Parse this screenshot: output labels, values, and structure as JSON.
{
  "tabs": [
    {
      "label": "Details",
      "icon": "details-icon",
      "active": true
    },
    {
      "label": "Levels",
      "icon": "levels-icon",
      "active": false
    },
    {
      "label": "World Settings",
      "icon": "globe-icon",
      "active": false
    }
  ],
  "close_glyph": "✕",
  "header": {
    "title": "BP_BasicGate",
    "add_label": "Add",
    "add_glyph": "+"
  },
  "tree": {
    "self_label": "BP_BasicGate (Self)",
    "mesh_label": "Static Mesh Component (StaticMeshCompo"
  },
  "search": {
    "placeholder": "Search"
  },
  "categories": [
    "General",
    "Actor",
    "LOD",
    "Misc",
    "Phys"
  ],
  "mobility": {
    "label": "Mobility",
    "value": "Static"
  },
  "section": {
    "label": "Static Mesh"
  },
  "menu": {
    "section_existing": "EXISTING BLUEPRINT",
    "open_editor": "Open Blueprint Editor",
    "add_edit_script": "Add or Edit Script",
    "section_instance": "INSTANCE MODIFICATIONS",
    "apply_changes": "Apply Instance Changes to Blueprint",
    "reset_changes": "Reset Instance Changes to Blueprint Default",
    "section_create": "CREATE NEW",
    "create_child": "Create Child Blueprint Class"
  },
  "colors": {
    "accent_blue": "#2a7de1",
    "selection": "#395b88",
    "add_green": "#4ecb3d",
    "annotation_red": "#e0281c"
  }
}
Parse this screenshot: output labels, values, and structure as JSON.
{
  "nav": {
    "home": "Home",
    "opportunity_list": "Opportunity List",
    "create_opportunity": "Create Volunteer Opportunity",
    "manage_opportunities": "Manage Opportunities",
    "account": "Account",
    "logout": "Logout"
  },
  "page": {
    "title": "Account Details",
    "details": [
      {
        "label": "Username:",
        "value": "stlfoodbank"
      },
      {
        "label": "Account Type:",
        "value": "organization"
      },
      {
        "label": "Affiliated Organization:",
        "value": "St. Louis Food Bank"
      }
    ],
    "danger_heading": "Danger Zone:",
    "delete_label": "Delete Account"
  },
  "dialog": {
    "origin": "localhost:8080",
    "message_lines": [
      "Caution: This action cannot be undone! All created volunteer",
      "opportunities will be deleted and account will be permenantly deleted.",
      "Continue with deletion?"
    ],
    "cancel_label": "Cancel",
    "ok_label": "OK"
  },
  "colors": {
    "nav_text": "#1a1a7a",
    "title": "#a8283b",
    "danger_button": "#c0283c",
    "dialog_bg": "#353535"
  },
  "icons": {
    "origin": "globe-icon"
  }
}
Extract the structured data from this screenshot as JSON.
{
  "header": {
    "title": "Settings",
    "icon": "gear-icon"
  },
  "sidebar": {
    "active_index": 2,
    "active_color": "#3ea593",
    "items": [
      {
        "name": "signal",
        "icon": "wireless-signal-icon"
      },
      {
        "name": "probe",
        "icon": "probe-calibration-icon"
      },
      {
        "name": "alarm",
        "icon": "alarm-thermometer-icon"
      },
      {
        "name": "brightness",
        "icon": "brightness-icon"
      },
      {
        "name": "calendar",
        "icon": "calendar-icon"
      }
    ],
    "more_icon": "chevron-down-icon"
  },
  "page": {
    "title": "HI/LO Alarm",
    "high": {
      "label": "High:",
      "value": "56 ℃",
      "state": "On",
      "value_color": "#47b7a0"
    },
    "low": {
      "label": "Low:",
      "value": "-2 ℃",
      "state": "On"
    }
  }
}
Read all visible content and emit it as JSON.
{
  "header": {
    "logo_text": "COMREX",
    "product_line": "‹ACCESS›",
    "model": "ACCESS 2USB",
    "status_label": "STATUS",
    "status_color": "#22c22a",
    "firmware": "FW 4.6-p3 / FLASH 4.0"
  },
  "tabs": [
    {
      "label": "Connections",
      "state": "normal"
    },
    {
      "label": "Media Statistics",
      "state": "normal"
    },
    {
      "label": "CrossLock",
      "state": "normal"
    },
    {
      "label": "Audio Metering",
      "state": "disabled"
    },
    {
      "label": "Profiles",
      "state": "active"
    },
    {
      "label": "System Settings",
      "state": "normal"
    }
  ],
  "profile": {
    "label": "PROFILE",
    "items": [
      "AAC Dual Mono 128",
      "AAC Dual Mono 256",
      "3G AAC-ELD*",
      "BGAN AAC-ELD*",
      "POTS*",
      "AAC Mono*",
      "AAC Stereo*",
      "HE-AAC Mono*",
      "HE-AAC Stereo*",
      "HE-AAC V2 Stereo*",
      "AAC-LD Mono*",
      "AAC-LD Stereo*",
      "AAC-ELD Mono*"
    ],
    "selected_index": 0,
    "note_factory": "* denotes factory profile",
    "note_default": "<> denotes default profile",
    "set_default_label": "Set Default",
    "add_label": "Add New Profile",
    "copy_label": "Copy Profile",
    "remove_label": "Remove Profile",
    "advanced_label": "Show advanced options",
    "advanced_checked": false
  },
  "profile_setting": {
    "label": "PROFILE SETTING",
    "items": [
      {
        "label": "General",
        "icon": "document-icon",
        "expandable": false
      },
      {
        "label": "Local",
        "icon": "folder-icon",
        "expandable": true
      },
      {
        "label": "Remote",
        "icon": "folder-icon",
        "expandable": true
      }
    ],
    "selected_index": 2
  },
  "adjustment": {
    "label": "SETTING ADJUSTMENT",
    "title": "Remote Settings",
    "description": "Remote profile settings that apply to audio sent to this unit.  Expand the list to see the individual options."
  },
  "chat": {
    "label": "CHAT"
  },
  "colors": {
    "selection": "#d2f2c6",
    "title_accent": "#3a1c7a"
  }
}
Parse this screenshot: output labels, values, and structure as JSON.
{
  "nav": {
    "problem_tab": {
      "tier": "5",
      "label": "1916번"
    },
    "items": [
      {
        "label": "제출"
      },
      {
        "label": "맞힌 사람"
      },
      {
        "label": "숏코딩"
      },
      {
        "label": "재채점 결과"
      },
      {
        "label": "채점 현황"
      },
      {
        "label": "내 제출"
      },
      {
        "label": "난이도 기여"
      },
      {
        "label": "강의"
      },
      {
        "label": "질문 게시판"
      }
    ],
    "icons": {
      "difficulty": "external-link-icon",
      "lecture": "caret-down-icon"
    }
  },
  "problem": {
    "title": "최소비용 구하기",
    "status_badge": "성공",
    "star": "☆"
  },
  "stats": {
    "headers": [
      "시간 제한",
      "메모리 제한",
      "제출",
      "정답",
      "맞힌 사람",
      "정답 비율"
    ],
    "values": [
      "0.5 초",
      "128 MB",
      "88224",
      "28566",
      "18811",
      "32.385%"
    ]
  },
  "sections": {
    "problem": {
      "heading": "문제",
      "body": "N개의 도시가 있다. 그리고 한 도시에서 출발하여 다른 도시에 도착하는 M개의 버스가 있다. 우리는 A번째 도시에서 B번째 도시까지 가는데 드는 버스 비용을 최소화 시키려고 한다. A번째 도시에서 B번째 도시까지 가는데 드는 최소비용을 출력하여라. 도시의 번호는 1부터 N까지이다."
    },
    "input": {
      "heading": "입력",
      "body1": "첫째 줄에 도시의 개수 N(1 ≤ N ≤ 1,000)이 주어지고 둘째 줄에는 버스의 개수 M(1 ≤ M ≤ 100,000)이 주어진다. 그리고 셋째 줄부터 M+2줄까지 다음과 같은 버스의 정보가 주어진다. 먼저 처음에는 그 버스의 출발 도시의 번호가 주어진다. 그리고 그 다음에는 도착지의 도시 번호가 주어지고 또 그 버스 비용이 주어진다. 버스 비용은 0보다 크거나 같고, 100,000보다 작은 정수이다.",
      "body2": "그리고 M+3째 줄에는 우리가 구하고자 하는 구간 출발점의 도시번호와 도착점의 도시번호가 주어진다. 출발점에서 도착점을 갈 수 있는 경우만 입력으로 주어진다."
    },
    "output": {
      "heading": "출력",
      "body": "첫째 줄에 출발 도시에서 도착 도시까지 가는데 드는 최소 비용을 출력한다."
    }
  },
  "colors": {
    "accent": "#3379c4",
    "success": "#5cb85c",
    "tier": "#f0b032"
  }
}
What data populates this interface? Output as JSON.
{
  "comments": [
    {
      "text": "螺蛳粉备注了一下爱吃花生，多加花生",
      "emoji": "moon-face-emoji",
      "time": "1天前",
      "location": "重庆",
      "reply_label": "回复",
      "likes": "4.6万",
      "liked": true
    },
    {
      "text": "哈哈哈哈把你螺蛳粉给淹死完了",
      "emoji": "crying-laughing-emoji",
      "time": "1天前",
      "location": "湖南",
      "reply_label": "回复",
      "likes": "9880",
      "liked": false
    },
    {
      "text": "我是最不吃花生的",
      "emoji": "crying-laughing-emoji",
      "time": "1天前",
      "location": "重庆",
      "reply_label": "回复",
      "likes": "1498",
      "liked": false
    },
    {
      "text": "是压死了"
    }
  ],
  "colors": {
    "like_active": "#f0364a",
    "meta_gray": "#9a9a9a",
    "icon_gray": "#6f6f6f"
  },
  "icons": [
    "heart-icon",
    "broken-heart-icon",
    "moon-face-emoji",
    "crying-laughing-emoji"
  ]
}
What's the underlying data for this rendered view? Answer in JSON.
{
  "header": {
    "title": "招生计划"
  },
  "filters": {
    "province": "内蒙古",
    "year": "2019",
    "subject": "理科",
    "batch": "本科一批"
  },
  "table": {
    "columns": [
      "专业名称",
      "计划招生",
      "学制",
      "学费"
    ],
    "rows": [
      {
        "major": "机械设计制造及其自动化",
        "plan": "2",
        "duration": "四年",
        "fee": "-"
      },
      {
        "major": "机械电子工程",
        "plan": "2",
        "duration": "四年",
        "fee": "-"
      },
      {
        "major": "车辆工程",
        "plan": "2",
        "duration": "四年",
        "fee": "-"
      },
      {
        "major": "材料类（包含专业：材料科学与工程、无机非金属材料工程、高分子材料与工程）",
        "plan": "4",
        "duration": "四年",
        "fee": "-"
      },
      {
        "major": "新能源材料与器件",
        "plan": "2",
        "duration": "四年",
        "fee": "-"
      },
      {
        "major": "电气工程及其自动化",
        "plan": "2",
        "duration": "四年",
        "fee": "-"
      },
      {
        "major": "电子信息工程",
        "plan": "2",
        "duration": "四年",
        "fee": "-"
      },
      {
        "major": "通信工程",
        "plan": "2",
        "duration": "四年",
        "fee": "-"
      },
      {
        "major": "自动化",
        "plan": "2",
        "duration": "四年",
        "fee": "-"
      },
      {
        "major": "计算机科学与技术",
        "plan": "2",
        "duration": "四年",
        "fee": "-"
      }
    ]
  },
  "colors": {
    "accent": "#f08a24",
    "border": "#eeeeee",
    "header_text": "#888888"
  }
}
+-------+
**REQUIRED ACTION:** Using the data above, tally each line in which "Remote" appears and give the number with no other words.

**SOLUTION FOR THIS TASK:** 3